In the Introduction to the Early Warning System series, we talked about the increasing importance of threat intelligence for combating advanced attackers by understanding the tactics they are using right now against our defenses. With this intelligence, combined with information about what’s happening in your environment, you can more effectively prioritize your efforts and make better, more efficient use of your limited security resources.
We also point out that law enforcement has been using this concept doing for decades. A critical infrastructure or high-profile tourist target has a deployed set of internal security controls (such as security guards, video surveillance, etc.). Police implement these controls based on their best assessment of the risk – within the constraints of their funding, resources, and expertise. Of course they cannot cover everything – nobody can. An attacker using fairly simple reconnaissance tactics can understand the visible controls and build an attack plan to evade them. Sound familiar? Police need something to help focus their efforts. Something to give them a clue about where to look for the next attack.
That’s where threat intelligence comes in. In this case, law enforcement has folks who monitor threat sources (radical groups, weapons purchases, etc.) in order to identify patterns that could represent a tangible threat to a specific target. When law enforcement finds something they may act directly to neutralize the threat, or work with the targets to ensure they improve controls and watch for that particular class of threat.
Of course commercial entities operate under different constraints – they cannot rely on an external party like government to provide sufficient threat intelligence. So commercial enterprises need to both deploy controls and build their own analysis capabilities to gather and process threat intelligence, which is neither easy nor quick. Investment and commitment are required, to look beyond your walls and try to become a bit less reactive to the attack space. You also need a structured process, to focus only on what you see internally, but also what’s happening externally. That what the Early Warning System is all about.
The Early Warning Process
An Early Warning System (EWS) involves implementing a systematic process to collect data internally, gather intelligence from third parties, and then analyze the information for particular dangers to your environment. We will first list each part, and dig into the functions through the rest of this series.
Internal Data Collection/Baselining
The first two steps in the process involve looking inward. We have done a ton of research over the past few years into technologies that enable you to analyze your security data. Whether your aggregation platform comes takes the perspective of SIEM / Log Management, Vulnerability Management, or even network forensics doesn’t really matter. But you need a tool to aggregate your security data, with the ability to also handle external information.
Once the data is aggregated, the next step involves establishing a number of baselines to identify ‘normal’ for your environment. Of course normal is not really the right term – no environment is really normal. But you need to start somewhere. So equipped with baselines describing what typically happens in your environment, you can start looking for anomalies – deviations from those baselines – which may indicate something funky and thus bear further investigation.
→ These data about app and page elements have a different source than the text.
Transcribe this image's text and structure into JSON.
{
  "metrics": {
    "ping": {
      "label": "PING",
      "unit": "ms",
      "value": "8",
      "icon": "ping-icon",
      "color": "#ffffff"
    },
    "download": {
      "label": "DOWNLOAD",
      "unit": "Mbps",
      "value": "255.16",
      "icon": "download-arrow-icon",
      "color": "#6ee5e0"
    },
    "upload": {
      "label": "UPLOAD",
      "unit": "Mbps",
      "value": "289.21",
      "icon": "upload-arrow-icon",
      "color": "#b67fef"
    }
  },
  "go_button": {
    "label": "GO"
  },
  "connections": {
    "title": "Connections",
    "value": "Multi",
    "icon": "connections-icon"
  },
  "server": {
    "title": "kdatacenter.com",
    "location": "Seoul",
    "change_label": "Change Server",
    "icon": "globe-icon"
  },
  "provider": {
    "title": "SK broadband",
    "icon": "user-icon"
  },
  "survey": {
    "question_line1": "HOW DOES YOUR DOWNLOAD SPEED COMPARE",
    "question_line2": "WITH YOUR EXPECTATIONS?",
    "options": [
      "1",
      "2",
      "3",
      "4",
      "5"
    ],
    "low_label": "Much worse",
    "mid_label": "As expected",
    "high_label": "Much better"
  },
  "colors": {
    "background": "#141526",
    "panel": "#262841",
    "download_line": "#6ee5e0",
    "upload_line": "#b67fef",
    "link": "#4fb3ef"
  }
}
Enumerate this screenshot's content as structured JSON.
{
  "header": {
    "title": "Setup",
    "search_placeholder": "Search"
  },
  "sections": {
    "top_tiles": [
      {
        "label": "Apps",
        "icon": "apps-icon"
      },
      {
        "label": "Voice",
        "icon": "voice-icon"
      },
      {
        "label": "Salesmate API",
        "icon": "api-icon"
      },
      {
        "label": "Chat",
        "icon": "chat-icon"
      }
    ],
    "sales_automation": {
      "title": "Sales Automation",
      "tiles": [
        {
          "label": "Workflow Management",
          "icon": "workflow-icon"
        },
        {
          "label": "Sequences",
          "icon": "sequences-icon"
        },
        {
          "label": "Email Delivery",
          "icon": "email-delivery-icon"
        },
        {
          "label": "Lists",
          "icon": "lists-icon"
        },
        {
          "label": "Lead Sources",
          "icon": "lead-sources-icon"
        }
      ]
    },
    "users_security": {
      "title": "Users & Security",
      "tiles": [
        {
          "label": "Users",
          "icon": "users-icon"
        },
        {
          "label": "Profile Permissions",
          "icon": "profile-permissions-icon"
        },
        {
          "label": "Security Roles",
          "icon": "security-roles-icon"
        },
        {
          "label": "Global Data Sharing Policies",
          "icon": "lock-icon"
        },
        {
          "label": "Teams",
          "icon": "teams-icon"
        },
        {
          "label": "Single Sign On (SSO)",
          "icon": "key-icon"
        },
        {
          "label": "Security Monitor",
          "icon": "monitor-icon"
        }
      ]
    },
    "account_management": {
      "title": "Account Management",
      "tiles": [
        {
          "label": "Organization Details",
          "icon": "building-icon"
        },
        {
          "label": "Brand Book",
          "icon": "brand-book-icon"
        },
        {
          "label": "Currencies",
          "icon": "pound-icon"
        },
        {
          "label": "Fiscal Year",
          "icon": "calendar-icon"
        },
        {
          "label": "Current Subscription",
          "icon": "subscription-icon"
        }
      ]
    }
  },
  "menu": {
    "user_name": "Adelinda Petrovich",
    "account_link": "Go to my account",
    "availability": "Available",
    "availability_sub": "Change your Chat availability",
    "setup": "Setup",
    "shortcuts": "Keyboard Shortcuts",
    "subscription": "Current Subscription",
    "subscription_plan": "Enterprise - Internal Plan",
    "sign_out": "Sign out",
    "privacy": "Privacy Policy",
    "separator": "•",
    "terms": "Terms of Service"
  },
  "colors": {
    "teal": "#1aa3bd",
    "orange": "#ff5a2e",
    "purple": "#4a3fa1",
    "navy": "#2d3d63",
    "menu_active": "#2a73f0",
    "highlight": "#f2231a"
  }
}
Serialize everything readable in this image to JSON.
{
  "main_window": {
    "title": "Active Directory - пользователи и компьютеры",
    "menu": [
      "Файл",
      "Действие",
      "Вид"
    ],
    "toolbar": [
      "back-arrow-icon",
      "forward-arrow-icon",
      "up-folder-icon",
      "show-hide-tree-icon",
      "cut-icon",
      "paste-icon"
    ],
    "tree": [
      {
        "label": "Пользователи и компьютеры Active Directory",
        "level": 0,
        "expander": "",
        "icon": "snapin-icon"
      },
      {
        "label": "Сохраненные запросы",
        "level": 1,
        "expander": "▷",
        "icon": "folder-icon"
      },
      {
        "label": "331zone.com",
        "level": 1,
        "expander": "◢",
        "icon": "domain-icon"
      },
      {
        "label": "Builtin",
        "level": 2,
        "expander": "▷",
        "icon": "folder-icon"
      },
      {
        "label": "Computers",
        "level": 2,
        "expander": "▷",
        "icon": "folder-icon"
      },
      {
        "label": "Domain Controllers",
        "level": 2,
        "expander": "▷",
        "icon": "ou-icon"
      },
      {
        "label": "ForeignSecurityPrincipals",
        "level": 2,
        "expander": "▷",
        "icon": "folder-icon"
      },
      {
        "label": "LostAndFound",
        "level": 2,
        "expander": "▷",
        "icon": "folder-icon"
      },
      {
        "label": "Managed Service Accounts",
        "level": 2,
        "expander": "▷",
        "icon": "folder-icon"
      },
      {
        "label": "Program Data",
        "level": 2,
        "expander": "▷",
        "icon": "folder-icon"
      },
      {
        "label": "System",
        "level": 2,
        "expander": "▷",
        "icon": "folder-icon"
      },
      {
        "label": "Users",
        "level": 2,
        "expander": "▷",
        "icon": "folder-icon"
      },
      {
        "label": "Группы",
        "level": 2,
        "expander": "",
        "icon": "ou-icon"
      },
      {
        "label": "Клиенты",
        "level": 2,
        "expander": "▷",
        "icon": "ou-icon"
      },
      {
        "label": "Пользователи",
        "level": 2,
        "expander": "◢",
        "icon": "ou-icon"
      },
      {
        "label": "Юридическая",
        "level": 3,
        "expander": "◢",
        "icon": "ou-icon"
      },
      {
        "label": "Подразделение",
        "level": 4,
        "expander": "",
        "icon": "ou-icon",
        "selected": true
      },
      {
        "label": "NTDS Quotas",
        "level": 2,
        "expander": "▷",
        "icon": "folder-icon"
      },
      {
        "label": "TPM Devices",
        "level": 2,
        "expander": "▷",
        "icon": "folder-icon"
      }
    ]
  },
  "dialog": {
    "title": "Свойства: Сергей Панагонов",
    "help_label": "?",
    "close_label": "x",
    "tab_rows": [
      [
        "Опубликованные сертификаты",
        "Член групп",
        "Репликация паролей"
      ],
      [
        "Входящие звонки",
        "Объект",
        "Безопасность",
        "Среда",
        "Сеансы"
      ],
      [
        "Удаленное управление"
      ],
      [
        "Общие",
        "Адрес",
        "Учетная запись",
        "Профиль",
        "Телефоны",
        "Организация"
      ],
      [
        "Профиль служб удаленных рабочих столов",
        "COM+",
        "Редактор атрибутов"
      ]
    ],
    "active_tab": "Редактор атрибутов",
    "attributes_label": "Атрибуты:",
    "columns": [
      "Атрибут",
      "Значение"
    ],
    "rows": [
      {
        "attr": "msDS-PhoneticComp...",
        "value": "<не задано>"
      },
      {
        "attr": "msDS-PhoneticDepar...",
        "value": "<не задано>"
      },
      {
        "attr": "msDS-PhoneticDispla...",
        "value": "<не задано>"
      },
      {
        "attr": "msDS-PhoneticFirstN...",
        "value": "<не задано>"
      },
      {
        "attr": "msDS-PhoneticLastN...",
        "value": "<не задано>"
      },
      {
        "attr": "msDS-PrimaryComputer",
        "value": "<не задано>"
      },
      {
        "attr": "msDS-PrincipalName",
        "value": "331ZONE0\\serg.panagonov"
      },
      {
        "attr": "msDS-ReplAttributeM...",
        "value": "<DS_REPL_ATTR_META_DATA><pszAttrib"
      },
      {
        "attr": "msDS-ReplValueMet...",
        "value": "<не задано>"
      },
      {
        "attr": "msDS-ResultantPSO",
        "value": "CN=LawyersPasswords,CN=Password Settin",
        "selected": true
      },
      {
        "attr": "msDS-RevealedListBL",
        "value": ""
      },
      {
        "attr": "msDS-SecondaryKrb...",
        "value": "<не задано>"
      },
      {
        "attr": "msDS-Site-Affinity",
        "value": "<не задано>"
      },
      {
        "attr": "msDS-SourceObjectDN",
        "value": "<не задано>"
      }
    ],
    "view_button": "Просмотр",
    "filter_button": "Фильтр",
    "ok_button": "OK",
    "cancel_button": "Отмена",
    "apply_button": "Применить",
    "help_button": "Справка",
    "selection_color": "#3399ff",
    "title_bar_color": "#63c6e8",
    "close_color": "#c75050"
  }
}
As a technology foundation for EWS, your existing tools could be entirely suitable. But most data aggregation tools are built to specifically for compliance. They are designed to put a lot of security data in one place and generate reports, but not so good at analysis or pattern detection – especially if you don’t know the patterns to look for in advance. Your EWS needs to be built on strong analytical tools – with a threat-centric view of the world rather than a focus on compliance reporting.
External Threat Feeds
Once you have your internal data in order, you cross-reference it against attacks seen in the wild via external threat research. You will quickly learn that there is no lack of threat data. Every vendor has a security research team, and they are constantly generating content – both for external consumption (mostly public relations) and for integration into their own products and services. There are also providers who generate stand-alone threat data feeds for integration into existing tools. So you need to identify the threat intelligence sources to use and manage the overlap between different sources. Finally, you need to integrate your feeds into the tool(s) you use to aggregate security data.
The next part of the process is to provide context, for both the internal and external data you gathered, and systematically apply it to your specific situation. This requires not just data and an analytics engine to evaluate the data and find patterns. But the key is to interpret the data, and determine the degree of risk posed by each threat you analyze – to your environment. This is neither cheap nor easy to automate. We know of several organizations, each with dozens of folks processing threat intelligence and assessing the risk to their respective organizations. This is not common (and these folks have very mature security programs), but it’s simply not realistic to buy a toaster and expect it to pump out actionable threat intelligence.
Finally you have information which might indicate an attack is coming. Of course you won’t have precision on when or where. So what do you do? Do you take action? Do you just monitor for indicators of the attack commencing? Do you do nothing and wait until systems are down before mopping up the mess? At one time or another you will likely find yourself doing each of the above. Equipped with contextual threat intelligence from your EWS, you can implement workarounds and remediations to address the issues you found. Or not, depending on your culture and ability to make bets that might be wrong.
Of course that is an important concept, now and through the rest of this series. Building an Early Warning System doesn’t mean you will always be right. Just like any other system designed to predict the future, it will be wrong, and you will see false positives. So one success criterion for implementing an EWS is realism about what it can do and what it can’t. It’s about optimizing the resources at your disposal, by focusing on things the most likely (successful) attacks.